Back in July, I posted about a rising international Hip Hop star named Emmanuel Jal. Originally from Sudan, Jal was a child soldier who was smuggled out of his war torn home country in a suitcase. Needless to say, this young man has been through a lot.
Now, he is getting some long deserved recognition. Already mentioned on NPR, BBC, in magazines like XLR8R and having performed at Live 8, Emmanuel Jal's debut Ceasefire is a strong entry into the Western music scene. The album, in reality, is Jal's duet with Abdel Gadir Salim, another Sudanese musician. The collaboration is supposed to represent the coming together of two Sudanese men, a Christian and a Muslim and show how they can sort out thier differences peacefully.

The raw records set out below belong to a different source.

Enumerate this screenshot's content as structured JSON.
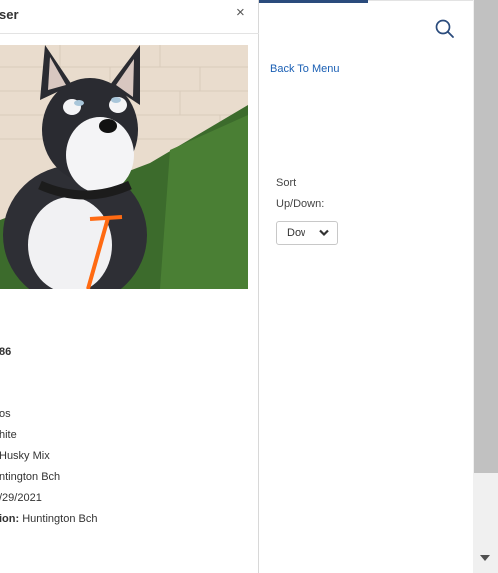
{
  "modal": {
    "title": "ser",
    "close_label": "×",
    "id_value": "86",
    "fields": [
      "os",
      "hite",
      "Husky Mix",
      "ntington Bch",
      "/29/2021"
    ],
    "location_label": "ion:",
    "location_value": "Huntington Bch"
  },
  "search": {
    "icon": "search-icon"
  },
  "nav": {
    "back_label": "Back To Menu"
  },
  "sort": {
    "label_line1": "Sort",
    "label_line2": "Up/Down:",
    "selected": "Down"
  },
  "colors": {
    "link": "#1a5fb4",
    "accent": "#2a4b7c",
    "scroll_thumb": "#c1c1c1"
  }
}
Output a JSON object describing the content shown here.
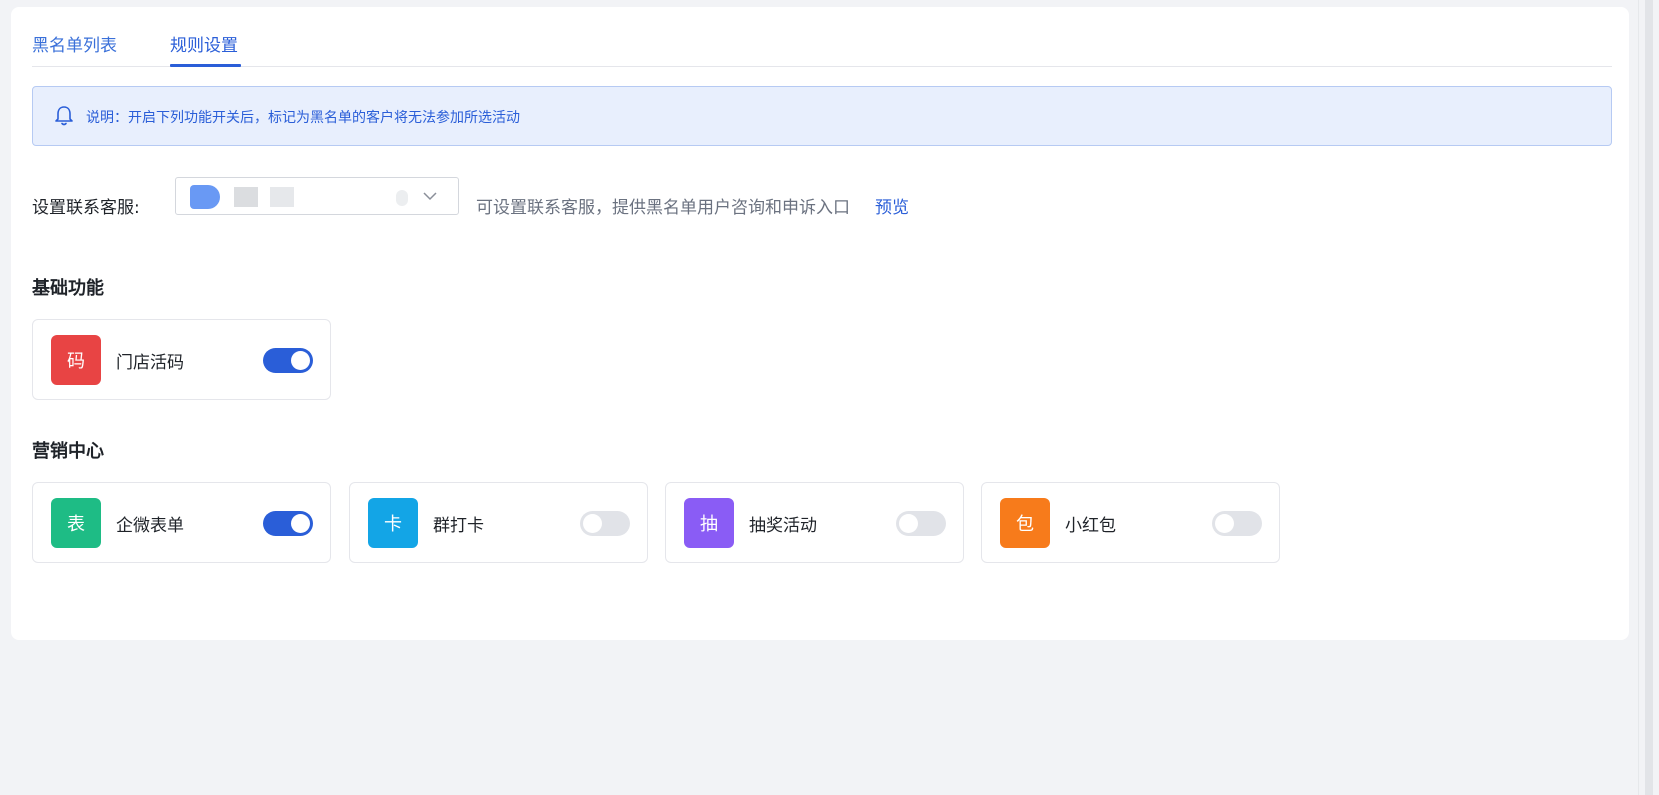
{
  "tabs": [
    {
      "label": "黑名单列表",
      "active": false
    },
    {
      "label": "规则设置",
      "active": true
    }
  ],
  "notice": {
    "icon": "bell-icon",
    "text": "说明：开启下列功能开关后，标记为黑名单的客户将无法参加所选活动"
  },
  "contact": {
    "label": "设置联系客服:",
    "selected_value": "",
    "hint": "可设置联系客服，提供黑名单用户咨询和申诉入口",
    "preview_label": "预览"
  },
  "sections": {
    "basic": {
      "title": "基础功能",
      "items": [
        {
          "icon_char": "码",
          "name": "门店活码",
          "color": "#e84444",
          "enabled": true
        }
      ]
    },
    "marketing": {
      "title": "营销中心",
      "items": [
        {
          "icon_char": "表",
          "name": "企微表单",
          "color": "#1ebc85",
          "enabled": true
        },
        {
          "icon_char": "卡",
          "name": "群打卡",
          "color": "#13a5e6",
          "enabled": false
        },
        {
          "icon_char": "抽",
          "name": "抽奖活动",
          "color": "#8a5cf5",
          "enabled": false
        },
        {
          "icon_char": "包",
          "name": "小红包",
          "color": "#f77b1b",
          "enabled": false
        }
      ]
    }
  },
  "colors": {
    "accent": "#2a5ed8",
    "notice_bg": "#e8effd",
    "toggle_off": "#e1e3e8"
  }
}
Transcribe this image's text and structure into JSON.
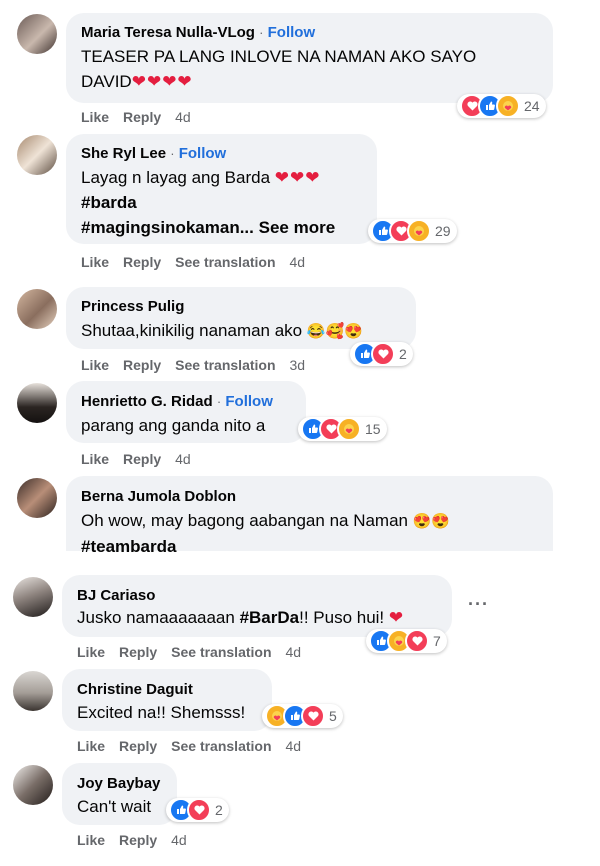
{
  "comments": [
    {
      "author": "Maria Teresa Nulla-VLog",
      "follow": "Follow",
      "line1": "TEASER PA LANG INLOVE NA NAMAN AKO SAYO",
      "line2": "DAVID",
      "hearts": "❤❤❤❤",
      "reaction_count": "24",
      "like": "Like",
      "reply": "Reply",
      "time": "4d"
    },
    {
      "author": "She Ryl Lee",
      "follow": "Follow",
      "line1": "Layag n layag ang Barda",
      "hearts": "❤❤❤",
      "line2": "#barda",
      "line3": "#magingsinokaman... ",
      "see_more": "See more",
      "reaction_count": "29",
      "like": "Like",
      "reply": "Reply",
      "see_translation": "See translation",
      "time": "4d"
    },
    {
      "author": "Princess Pulig",
      "line1": "Shutaa,kinikilig nanaman ako",
      "emojis": "😂🥰😍",
      "reaction_count": "2",
      "like": "Like",
      "reply": "Reply",
      "see_translation": "See translation",
      "time": "3d"
    },
    {
      "author": "Henrietto G. Ridad",
      "follow": "Follow",
      "line1": "parang ang ganda nito a",
      "reaction_count": "15",
      "like": "Like",
      "reply": "Reply",
      "time": "4d"
    },
    {
      "author": "Berna Jumola Doblon",
      "line1": "Oh wow, may bagong aabangan na Naman",
      "emojis": "😍😍",
      "line2": "#teambarda"
    },
    {
      "author": "BJ Cariaso",
      "line1_pre": "Jusko namaaaaaaan ",
      "line1_tag": "#BarDa",
      "line1_post": "!! Puso hui!",
      "hearts": "❤",
      "reaction_count": "7",
      "like": "Like",
      "reply": "Reply",
      "see_translation": "See translation",
      "time": "4d"
    },
    {
      "author": "Christine Daguit",
      "line1": "Excited na!! Shemsss!",
      "reaction_count": "5",
      "like": "Like",
      "reply": "Reply",
      "see_translation": "See translation",
      "time": "4d"
    },
    {
      "author": "Joy Baybay",
      "line1": "Can't wait",
      "reaction_count": "2",
      "like": "Like",
      "reply": "Reply",
      "time": "4d"
    }
  ],
  "more_options": "···",
  "colors": {
    "follow": "#216fdb",
    "bubble": "#f0f2f5",
    "meta": "#65676b",
    "like": "#1877f2",
    "love": "#f33e58",
    "care": "#f7b125"
  }
}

The music mixes the sounds of Sudan with funky bass lines (reminiscent of Kwaito) and Middle Eastern drum beats. There is also no set language, as Jal raps in English, Swahili, Arabic, Dinka and Nuer (the last two are both Sudanese dialects). But you don't have to speak any of these languages to understand the messages Jal is trying to get across.

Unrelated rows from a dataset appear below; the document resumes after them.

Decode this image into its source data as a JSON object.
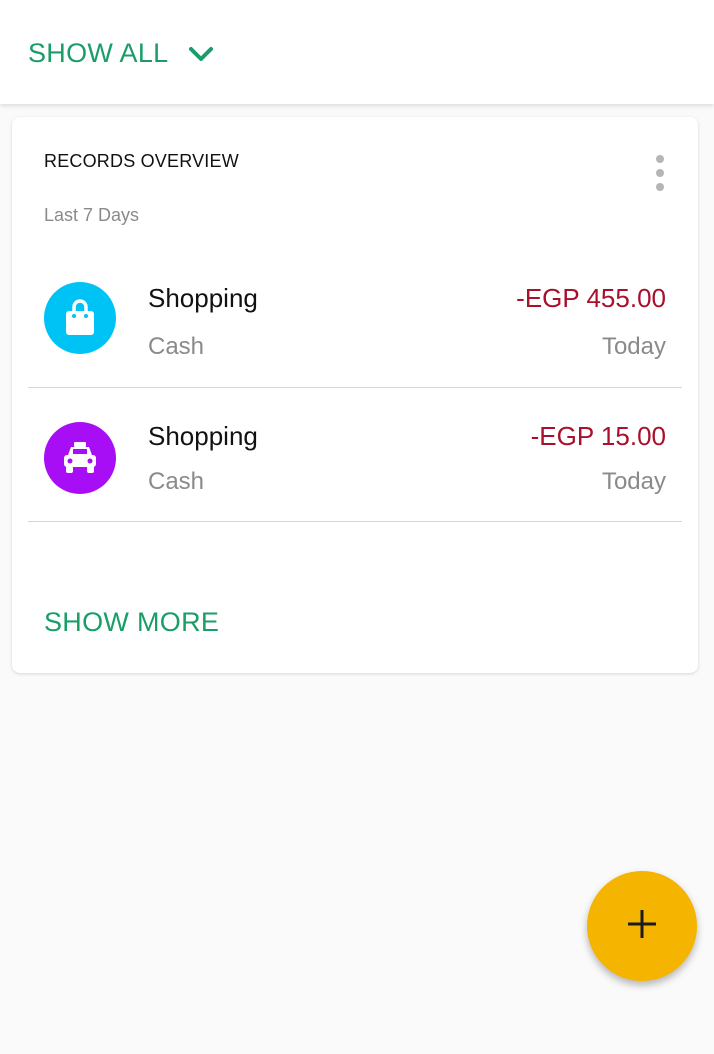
{
  "header": {
    "show_all_label": "SHOW ALL",
    "chevron_icon": "chevron-down-icon",
    "accent_color": "#1a9d68"
  },
  "card": {
    "title": "RECORDS OVERVIEW",
    "subtitle": "Last 7 Days",
    "menu_icon": "more-vert-icon",
    "records": [
      {
        "category": "Shopping",
        "account": "Cash",
        "amount": "-EGP 455.00",
        "date": "Today",
        "icon": "shopping-bag-icon",
        "icon_color": "#00c3f5"
      },
      {
        "category": "Shopping",
        "account": "Cash",
        "amount": "-EGP 15.00",
        "date": "Today",
        "icon": "taxi-icon",
        "icon_color": "#a80ef5"
      }
    ],
    "show_more_label": "SHOW MORE",
    "amount_color": "#a8102c"
  },
  "fab": {
    "icon": "plus-icon",
    "color": "#f5b400"
  }
}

Songs like “Elengwen” and “Gua” speak to the specific crisis that is occurring in Sudan right now. Jal begs his listeners to stop the fighting and strive for peace; that the only differences between the people fighting are beliefs. The song “Nyambol” advocates education for women. “Asabi” is Jal's own story and how he survived his difficult childhood. Interspersed between these songs are pieces of traditional music, performed by Abdel Gadir Salim. Some examples are “Lemon Bara” and “Gamearina”, two beautiful songs that incorporate the traditional sounds of Sudan, balancing the album's modern style of Hip Hop. It is interesting to hear, because it is, in a way, a musical reminder of where Emmanuel Jal got his start. You can find the translated lyrics to Ceasefire here.

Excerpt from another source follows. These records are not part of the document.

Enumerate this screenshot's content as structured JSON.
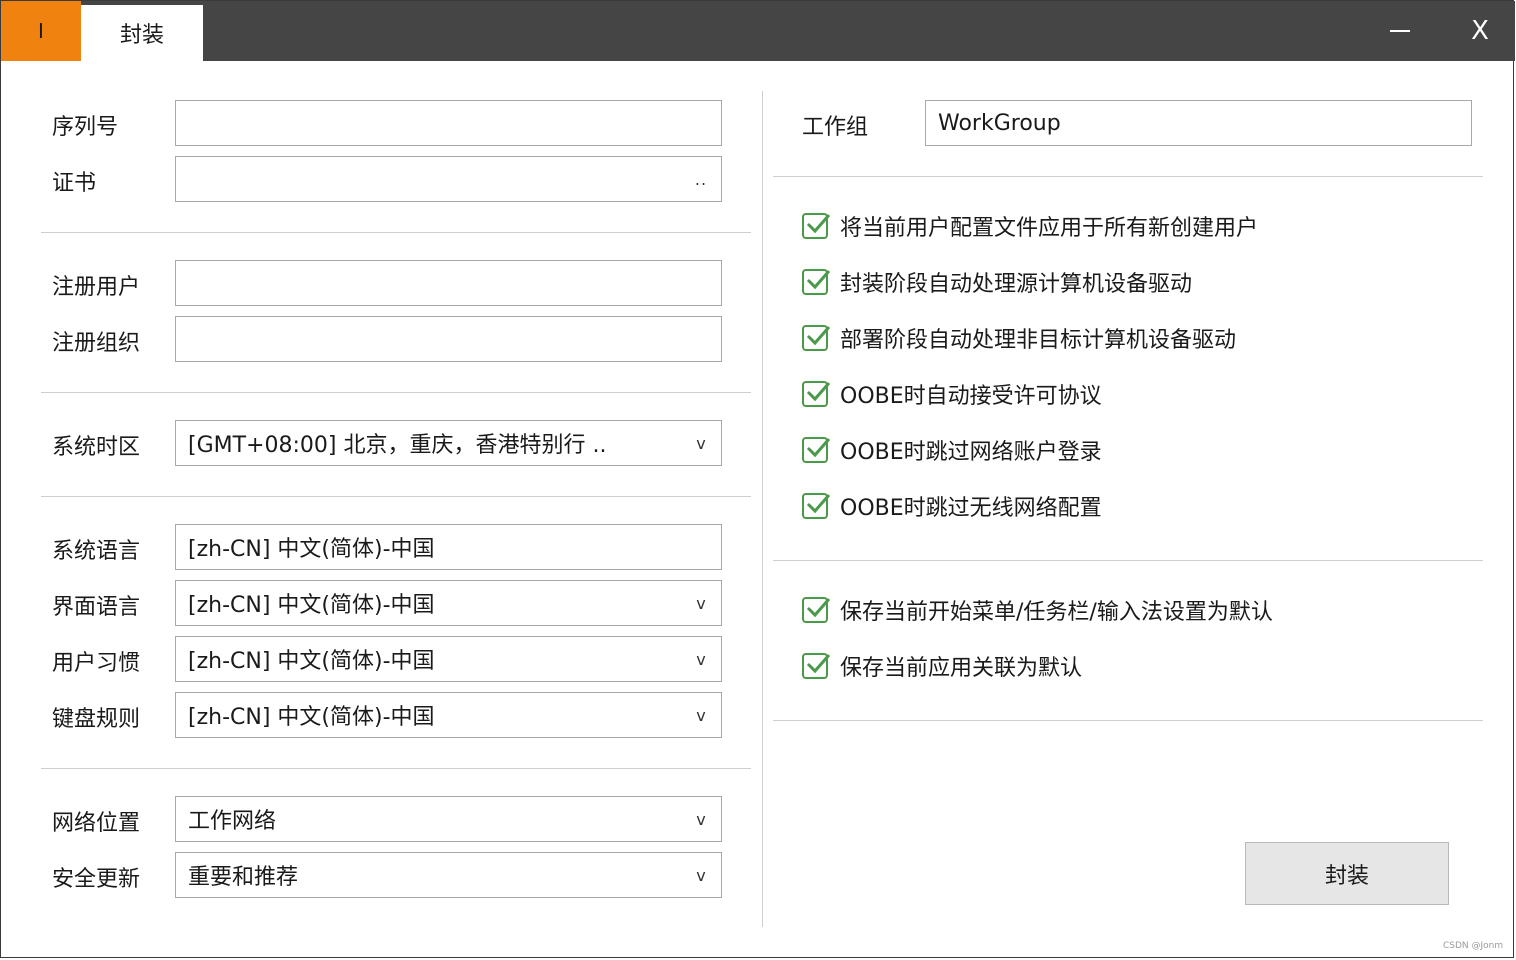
{
  "titlebar": {
    "app_icon_text": "I",
    "tab_title": "封装",
    "minimize_icon": "minimize-icon",
    "close_label": "X"
  },
  "left": {
    "serial": {
      "label": "序列号",
      "value": ""
    },
    "certificate": {
      "label": "证书",
      "value": "",
      "browse_label": ".."
    },
    "reg_user": {
      "label": "注册用户",
      "value": ""
    },
    "reg_org": {
      "label": "注册组织",
      "value": ""
    },
    "timezone": {
      "label": "系统时区",
      "value": "[GMT+08:00] 北京，重庆，香港特别行 ..",
      "chevron": "v"
    },
    "system_language": {
      "label": "系统语言",
      "value": "[zh-CN] 中文(简体)-中国"
    },
    "ui_language": {
      "label": "界面语言",
      "value": "[zh-CN] 中文(简体)-中国",
      "chevron": "v"
    },
    "user_locale": {
      "label": "用户习惯",
      "value": "[zh-CN] 中文(简体)-中国",
      "chevron": "v"
    },
    "keyboard": {
      "label": "键盘规则",
      "value": "[zh-CN] 中文(简体)-中国",
      "chevron": "v"
    },
    "network_location": {
      "label": "网络位置",
      "value": "工作网络",
      "chevron": "v"
    },
    "security_update": {
      "label": "安全更新",
      "value": "重要和推荐",
      "chevron": "v"
    }
  },
  "right": {
    "workgroup": {
      "label": "工作组",
      "value": "WorkGroup"
    },
    "options_group1": [
      {
        "label": "将当前用户配置文件应用于所有新创建用户",
        "checked": true
      },
      {
        "label": "封装阶段自动处理源计算机设备驱动",
        "checked": true
      },
      {
        "label": "部署阶段自动处理非目标计算机设备驱动",
        "checked": true
      },
      {
        "label": "OOBE时自动接受许可协议",
        "checked": true
      },
      {
        "label": "OOBE时跳过网络账户登录",
        "checked": true
      },
      {
        "label": "OOBE时跳过无线网络配置",
        "checked": true
      }
    ],
    "options_group2": [
      {
        "label": "保存当前开始菜单/任务栏/输入法设置为默认",
        "checked": true
      },
      {
        "label": "保存当前应用关联为默认",
        "checked": true
      }
    ],
    "seal_button": "封装"
  },
  "watermark": "CSDN @Jonm",
  "colors": {
    "titlebar": "#454545",
    "app_icon_bg": "#f0820f",
    "checkbox": "#4a9a4a"
  }
}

While Emmanuel Jal is being hailed Africa's hot new rapper, it's sadly not likely that his tracks will get much play on Hot 97 or at H2O. The audience who he is being marketed to are intellectuals, activists and the people who are more likely to buy Kronos Quartet and Putumayo CDs than Jay-Z or Fiddy. Which is a shame really. Maybe if more mainstream rappers took Jal's lead, we'd actually have mainstream hip hop activism. Not just Kanye telling us not to buy conflict free diamonds.
You can find Ceasefire at Amazon or most local retail shops.